In the picturesque city of York, where ancient walls meet modern amenities, lies a treasure trove of railway history: the National Railway Museum.
A veritable cathedral of locomotion, this museum weaves together the intricate tales of Britain’s love affair with the railways, creating a rich tapestry that pays tribute to both human ingenuity and the age of steam.
Origins and Significance
Established in 1975, the National Railway Museum sits on a sprawling site that once housed the York North locomotive depot.
Today, it serves as an anchor, drawing over 700,000 visitors annually, making it the most frequented museum outside London. Its significance doesn’t solely rest on its visitor count but on its vast collection, reflecting the very evolution of railway transportation.
From Steam to Steel
Greeting visitors is an ensemble of over 100 locomotives, each echoing a distinct era of railway history.
From the gleaming exteriors of the ‘Flying Scotsman‘, a living testament to the golden age of steam, to the streamlined finesse of the Japanese ‘Shinkansen’, the evolution of train engineering unfolds before one’s eyes.

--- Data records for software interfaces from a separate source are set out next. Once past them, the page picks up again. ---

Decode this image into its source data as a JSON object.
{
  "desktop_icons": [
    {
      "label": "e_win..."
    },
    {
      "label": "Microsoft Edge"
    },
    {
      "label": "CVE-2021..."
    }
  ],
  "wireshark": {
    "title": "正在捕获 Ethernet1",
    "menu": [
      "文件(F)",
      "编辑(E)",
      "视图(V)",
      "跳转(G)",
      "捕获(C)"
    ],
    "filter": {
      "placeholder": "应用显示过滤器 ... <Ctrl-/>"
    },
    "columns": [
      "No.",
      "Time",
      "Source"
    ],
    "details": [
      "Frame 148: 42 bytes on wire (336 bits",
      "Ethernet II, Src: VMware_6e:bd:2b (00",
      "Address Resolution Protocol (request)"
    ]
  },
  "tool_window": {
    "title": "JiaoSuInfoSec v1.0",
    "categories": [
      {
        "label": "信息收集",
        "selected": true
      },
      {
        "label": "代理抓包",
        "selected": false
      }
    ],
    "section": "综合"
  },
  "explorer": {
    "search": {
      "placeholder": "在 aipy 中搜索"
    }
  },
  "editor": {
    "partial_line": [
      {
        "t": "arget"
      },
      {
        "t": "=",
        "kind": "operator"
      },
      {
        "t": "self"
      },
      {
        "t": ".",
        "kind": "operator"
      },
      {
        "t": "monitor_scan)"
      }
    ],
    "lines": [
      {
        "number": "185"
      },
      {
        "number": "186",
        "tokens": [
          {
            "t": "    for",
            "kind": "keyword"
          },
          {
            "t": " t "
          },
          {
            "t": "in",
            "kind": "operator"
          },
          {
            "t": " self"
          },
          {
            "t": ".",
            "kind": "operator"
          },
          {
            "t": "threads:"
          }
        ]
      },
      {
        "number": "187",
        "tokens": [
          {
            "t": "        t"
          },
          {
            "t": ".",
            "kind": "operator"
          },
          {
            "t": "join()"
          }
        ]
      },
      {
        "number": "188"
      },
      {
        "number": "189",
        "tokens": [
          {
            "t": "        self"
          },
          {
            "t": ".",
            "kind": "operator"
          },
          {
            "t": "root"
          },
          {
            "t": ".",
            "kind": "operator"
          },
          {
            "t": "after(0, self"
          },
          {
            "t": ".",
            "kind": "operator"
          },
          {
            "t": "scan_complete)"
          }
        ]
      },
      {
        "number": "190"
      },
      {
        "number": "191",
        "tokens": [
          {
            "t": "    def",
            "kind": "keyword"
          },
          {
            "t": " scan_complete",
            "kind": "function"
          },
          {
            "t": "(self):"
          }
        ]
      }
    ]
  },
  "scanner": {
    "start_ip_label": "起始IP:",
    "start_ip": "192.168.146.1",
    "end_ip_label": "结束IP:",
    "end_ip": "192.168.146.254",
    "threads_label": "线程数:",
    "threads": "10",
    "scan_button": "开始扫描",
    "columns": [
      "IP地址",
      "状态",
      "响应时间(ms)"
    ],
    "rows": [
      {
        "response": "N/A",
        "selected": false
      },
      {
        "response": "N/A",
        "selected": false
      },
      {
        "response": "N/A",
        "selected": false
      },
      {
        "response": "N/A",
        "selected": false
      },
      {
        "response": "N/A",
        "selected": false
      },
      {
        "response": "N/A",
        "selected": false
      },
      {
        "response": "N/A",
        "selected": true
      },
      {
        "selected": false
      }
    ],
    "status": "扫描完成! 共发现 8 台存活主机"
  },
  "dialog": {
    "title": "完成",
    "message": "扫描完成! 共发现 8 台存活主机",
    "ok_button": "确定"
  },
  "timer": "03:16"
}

These aren’t mere static displays; they are stories cast in iron and steel, tales of challenges, innovations, and milestones.
Carriages, too, play a pivotal role in the narrative. The museum houses a collection of these, from opulent royal carriages, bearing the insignia of monarchs, to the modest third-class compartments, which speak of the common man’s travel tales.

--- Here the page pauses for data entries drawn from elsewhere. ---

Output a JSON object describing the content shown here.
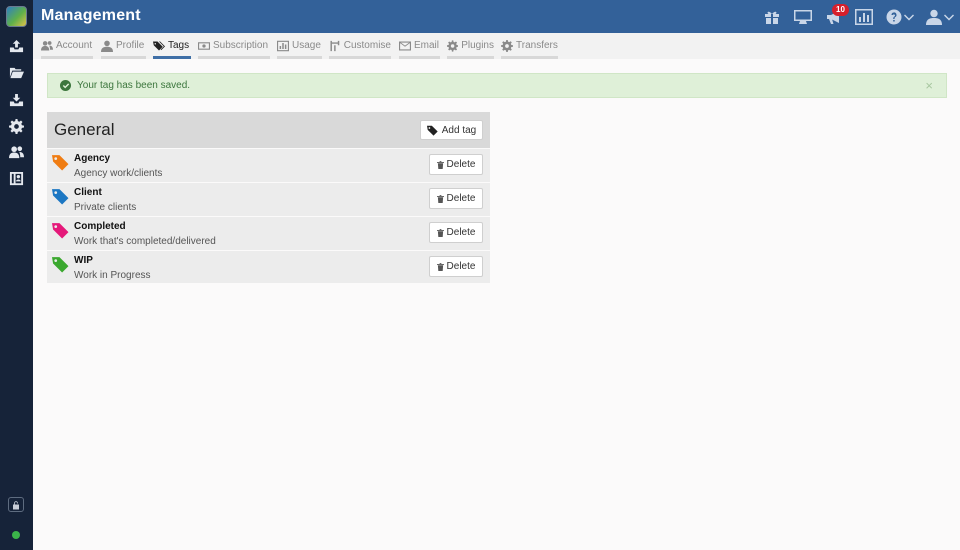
{
  "app": {
    "title": "Management"
  },
  "notifications": {
    "count": "10"
  },
  "tabs": [
    {
      "label": "Account",
      "icon": "users-icon"
    },
    {
      "label": "Profile",
      "icon": "user-icon"
    },
    {
      "label": "Tags",
      "icon": "tags-icon",
      "active": true
    },
    {
      "label": "Subscription",
      "icon": "money-icon"
    },
    {
      "label": "Usage",
      "icon": "bar-chart-icon"
    },
    {
      "label": "Customise",
      "icon": "road-icon"
    },
    {
      "label": "Email",
      "icon": "envelope-icon"
    },
    {
      "label": "Plugins",
      "icon": "cog-icon"
    },
    {
      "label": "Transfers",
      "icon": "cog-icon"
    }
  ],
  "alert": {
    "message": "Your tag has been saved.",
    "close": "×"
  },
  "panel": {
    "title": "General",
    "add_label": "Add tag",
    "delete_label": "Delete",
    "tags": [
      {
        "name": "Agency",
        "description": "Agency work/clients",
        "color": "#f07d13"
      },
      {
        "name": "Client",
        "description": "Private clients",
        "color": "#1c77c3"
      },
      {
        "name": "Completed",
        "description": "Work that's completed/delivered",
        "color": "#e5197a"
      },
      {
        "name": "WIP",
        "description": "Work in Progress",
        "color": "#3ba82f"
      }
    ]
  },
  "colors": {
    "header": "#336199",
    "sidebar": "#162339",
    "active_tab": "#3f6fa6",
    "alert_bg": "#dff0d8",
    "badge": "#d61f2c"
  }
}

Each compartment, with its upholstery, fittings, and ambiance, offers a window into the societal norms and aesthetics of its time.
Understanding that modern audiences seek engagement, the museum offers a myriad of interactive experiences. Simulations allow visitors to step into the shoes of a train driver, feeling the pulse of the engine and the rhythm of the tracks.
Hands-on engineering exhibits demystify the mechanics behind these behemoths, making the complexities of steam and gear palpable even to the uninitiated.
While machines form the backbone of the museum, the essence truly lies in the human stories interwoven with the rails.
Detailed exhibits bring to life the tales of engineers, whose blueprints transformed into roaring locomotives, and of the station masters and porters, whose everyday endeavours kept the wheels turning.
Poignant are the narratives of the passengers, from war evacuees seeking sanctuary to lovers parting on dimly lit platforms. Through letters, diaries, and artefacts, these personal histories make the cold metal come alive with warmth and emotion.
The Operational Turntable
One of the museum’s crowning glories is the operational turntable, where the elegance of locomotion is on full display.
Here, engines are not just static remnants of a bygone era; they move, turn, and breathe.
Watching a locomotive manoeuvre on this turntable, with steam hissing and wheels churning, is like witnessing a ballet of industry and invention.
Lighting the Lamp of Curiosity
The National Railway Museum is deeply committed to education. Tailored workshops for school groups align with the national curriculum, ensuring that a visit is both enjoyable and enlightening.
Special programmes dive deep into topics like the role of railways during wartime, the science behind steam propulsion, and the societal impact of train travel. Through these initiatives, the museum fosters a new generation of railway enthusiasts and historians.
Throughout the year, the museum calendar is peppered with events and special exhibitions. From celebrating milestones, like the anniversaries of iconic rail journeys, to hosting model train conventions, there’s always a buzz of activity.
Temporary exhibitions ensure that even repeat visitors find something fresh, be it a showcase of railway art or a focus on international train innovations.
Conservation and Restoration
Integral to the museum’s ethos is the preservation of its collection. A dedicated team of conservators and restorers works tirelessly behind the scenes, ensuring that each locomotive, carriage, and artefact is maintained in pristine condition.
From replacing worn-out upholstery in vintage compartments to restoring the sheen on a steam engine, their meticulous efforts ensure that history remains tangible.
Visiting the National Railway Museum is akin to embarking on a journey through time. It’s not just about admiring gleaming engines or marvelling at bygone luxury in royal carriages.
It’s about understanding the transformative power of the railways – how they shrunk continents, fuelled industrial revolutions, and wove the very fabric of modern society.
Address – Leeman Road, York, YO26 4XJ
Telephone – 0330 058 0058
Website – https://www.railwaymuseum.org.uk